Recognizing that stakeholders have a wide range of reactions to the EPA’s Plan, the intent of this report is not to take positions as to the Plan’s substance or to comprehend every conceivable issue consumers in a particular state might face. Nor does the report in any way represent the distilled opinions of NASUCA’s membership. Just as individual states will vary in their responses to the Plan, the intent of this report is to be a common resource to help all of NASUCA’s members think through a broad range of potential implications of various compliance approaches to their respective consumers whatever their individual state’s positions.

State Implementation of CO2 Rules: Institutional and Practical Issues with State and Multi-State Implementation and Enforcement

Download the document.

This Release 2.0 of our Section 111(d) White Paper incorporates feedback from the original paper, and also updates the analysis to include the Notice of Data Availability (NODA), issued by EPA on October 28, 2014. Release 2.0 also synthesizes our thinking from the three additional white papers addressing existing state legislation, general state institutional issues, and specific issues with municipal utilities and cooperatives.

We continue to foresee significant institutional challenges for the states. States will still need to:

  • Pass enabling legislation to implement the proposed rule at the state level.
  • Construct institutional arrangements between the universe of regulators (public utility commissions (PUCs), environmental regulators, gubernatorial energy offices) in a state statutory and administrative context.
  • Obtain and concentrate jurisdiction in the appropriate regulatory bodies over all affected entities, including in many states non-jurisdictional entities like cooperatives and municipal utilities.
  • Institute carbon-driven resource planning and dispatch in restructured markets to ensure adequate capacity and reliability.
  • Structure enforceable and constitutional multi-state Section 111(d) plans with interstate enforcement mechanisms, which may well require Congressionally-approved interstate compacts to satisfy EPA state plan approval criteria.

This Release 2.0 focuses on developments since the initial release, specifically individual state institutional
analyses, reliability issues, and potential changes to the proposed CO2 Emission Guidelines from the NODA.

House passes bill to reform EPA science panel

Read the full story in The Hill.

The House on Tuesday passed legislation to overhaul the Environmental Protection Agency’s Scientific Advisory Board.

Passed 229-191, the measure, H.R. 1422, would change the process of selecting members of the Scientific Advisory Board and the terms of office.

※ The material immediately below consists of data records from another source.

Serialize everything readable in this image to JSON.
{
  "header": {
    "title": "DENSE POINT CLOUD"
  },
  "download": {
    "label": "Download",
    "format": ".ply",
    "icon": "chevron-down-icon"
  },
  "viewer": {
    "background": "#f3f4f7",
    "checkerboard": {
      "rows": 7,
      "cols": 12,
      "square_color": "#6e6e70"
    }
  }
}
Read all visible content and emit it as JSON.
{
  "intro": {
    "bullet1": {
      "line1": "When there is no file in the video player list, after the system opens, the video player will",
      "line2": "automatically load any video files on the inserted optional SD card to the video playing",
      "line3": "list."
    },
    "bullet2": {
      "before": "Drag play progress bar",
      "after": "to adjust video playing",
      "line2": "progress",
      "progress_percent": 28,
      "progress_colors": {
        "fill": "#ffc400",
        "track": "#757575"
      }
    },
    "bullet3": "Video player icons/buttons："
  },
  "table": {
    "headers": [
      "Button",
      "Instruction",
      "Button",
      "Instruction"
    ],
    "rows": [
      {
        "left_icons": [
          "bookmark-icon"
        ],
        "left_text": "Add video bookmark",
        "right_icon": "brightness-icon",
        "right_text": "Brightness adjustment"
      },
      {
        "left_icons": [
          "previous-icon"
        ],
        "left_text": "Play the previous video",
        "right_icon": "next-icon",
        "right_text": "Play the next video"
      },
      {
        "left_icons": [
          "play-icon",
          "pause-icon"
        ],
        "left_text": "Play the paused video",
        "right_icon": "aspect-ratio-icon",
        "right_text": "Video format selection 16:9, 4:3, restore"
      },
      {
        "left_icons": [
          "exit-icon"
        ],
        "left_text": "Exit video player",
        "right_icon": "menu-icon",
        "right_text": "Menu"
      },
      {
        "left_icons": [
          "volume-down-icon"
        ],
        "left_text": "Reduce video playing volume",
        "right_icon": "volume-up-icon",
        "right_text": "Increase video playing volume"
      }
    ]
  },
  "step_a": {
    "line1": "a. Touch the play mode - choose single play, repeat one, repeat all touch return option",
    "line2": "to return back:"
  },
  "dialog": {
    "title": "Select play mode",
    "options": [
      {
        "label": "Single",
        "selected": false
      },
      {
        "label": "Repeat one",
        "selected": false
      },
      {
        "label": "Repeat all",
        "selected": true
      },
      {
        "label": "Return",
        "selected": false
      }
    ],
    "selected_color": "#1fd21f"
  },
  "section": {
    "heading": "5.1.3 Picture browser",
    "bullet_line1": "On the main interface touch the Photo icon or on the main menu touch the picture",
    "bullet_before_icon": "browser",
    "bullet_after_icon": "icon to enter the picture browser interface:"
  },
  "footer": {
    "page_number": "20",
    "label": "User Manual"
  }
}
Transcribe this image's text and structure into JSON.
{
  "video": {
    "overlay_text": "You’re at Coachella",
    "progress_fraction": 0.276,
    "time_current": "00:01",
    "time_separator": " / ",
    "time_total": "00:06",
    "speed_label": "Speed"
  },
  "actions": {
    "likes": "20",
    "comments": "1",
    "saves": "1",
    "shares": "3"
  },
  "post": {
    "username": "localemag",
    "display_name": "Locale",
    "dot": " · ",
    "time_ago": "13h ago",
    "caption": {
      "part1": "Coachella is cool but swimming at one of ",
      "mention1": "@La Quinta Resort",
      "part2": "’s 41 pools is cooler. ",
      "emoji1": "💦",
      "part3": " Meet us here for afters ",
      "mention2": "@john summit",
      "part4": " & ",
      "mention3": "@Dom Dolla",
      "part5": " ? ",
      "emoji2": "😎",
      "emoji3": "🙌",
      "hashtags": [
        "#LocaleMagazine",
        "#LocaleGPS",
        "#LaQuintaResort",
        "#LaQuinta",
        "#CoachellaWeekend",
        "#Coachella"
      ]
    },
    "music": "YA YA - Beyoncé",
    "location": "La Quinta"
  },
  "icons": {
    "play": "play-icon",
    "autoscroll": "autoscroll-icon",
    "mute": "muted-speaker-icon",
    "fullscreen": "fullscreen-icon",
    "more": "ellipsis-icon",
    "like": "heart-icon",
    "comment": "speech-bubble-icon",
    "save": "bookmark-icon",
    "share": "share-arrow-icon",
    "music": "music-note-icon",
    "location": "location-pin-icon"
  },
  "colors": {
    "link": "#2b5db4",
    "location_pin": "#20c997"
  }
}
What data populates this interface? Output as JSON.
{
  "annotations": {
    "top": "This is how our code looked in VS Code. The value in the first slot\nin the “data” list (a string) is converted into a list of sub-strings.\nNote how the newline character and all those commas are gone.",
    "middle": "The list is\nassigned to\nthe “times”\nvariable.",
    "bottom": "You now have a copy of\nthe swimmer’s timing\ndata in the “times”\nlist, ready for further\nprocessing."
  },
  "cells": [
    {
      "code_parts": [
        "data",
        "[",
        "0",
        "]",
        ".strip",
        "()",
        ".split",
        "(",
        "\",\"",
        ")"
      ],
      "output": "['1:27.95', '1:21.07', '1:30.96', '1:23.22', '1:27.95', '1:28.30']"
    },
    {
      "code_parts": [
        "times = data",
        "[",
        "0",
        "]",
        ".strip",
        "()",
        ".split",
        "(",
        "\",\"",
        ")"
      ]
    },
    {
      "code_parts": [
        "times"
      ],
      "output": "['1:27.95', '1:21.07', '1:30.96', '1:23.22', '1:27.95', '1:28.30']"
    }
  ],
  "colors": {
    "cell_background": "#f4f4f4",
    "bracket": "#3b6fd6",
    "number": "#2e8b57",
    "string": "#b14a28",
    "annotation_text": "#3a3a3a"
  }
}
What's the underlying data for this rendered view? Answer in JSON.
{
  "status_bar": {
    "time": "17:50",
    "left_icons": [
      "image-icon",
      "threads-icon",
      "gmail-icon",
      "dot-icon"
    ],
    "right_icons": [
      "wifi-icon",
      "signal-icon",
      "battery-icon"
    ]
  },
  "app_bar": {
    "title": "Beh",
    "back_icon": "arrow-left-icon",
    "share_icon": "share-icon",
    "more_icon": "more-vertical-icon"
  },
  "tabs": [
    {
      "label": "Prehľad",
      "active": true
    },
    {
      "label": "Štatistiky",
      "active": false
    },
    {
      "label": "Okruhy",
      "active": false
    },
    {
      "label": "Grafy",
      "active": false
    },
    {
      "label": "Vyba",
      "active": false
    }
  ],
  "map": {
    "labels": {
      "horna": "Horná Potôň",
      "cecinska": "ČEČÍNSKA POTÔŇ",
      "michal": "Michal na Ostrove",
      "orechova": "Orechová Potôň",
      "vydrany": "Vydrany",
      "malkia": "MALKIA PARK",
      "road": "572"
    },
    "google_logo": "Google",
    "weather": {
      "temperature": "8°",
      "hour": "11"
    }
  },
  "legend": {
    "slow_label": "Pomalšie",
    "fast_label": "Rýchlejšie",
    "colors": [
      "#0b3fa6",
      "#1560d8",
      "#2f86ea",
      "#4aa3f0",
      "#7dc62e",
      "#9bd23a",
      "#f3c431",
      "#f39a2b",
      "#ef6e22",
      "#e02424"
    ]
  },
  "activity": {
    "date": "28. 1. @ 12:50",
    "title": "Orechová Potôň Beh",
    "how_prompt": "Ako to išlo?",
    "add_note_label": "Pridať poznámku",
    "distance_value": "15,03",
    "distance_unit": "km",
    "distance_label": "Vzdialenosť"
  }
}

Among other provisions, the measure would require the Scientific Advisory Board, which consults the EPA on its regulations, to have at least ten percent of members from state, local or tribal governments.

The bill is part of the House GOP’s package of legislation this week to limit the EPA’s ability to issue new regulations. Later this week, the House will vote on bills to require the EPA to make public its scientific data to justify regulations and limit updates to air pollution rules.

See also:

Farmers, environmentalists at odds over proposed EPA water rule

Listen to the full story at Great Lakes Echo.

In middle of the 20th century, America’s rivers were in rough shape. Decades of urban growth and industrial pollution had turned many of them into dumping grounds for everything from hazardous chemicals to human waste.

A burgeoning environmental movement and high profile events like the 1969 fire on the Cuyahoga River finally pushed Congress to take action. In 1972, it passed the Clean Water Act, giving the U.S. Environmental Protection Agency the authority to regulate water pollution.

But which waterways the agency can regulate has been a source of conflict and confusion. In March, the U.S. Environmental Protection Agency proposed a rule it says clarifies its jurisdiction.

Environmentalists say it will close loopholes that allow pollution into streams and wetlands go unchecked.  But farm bureaus in many states including Michigan are saying the rule goes too far and could hurt the agricultural industry.

Current State talks with Laura Campbell, Manager of Agricultural Ecology at the Michigan Farm Bureau, and John Rumpler, Senior Attorney for Environment America.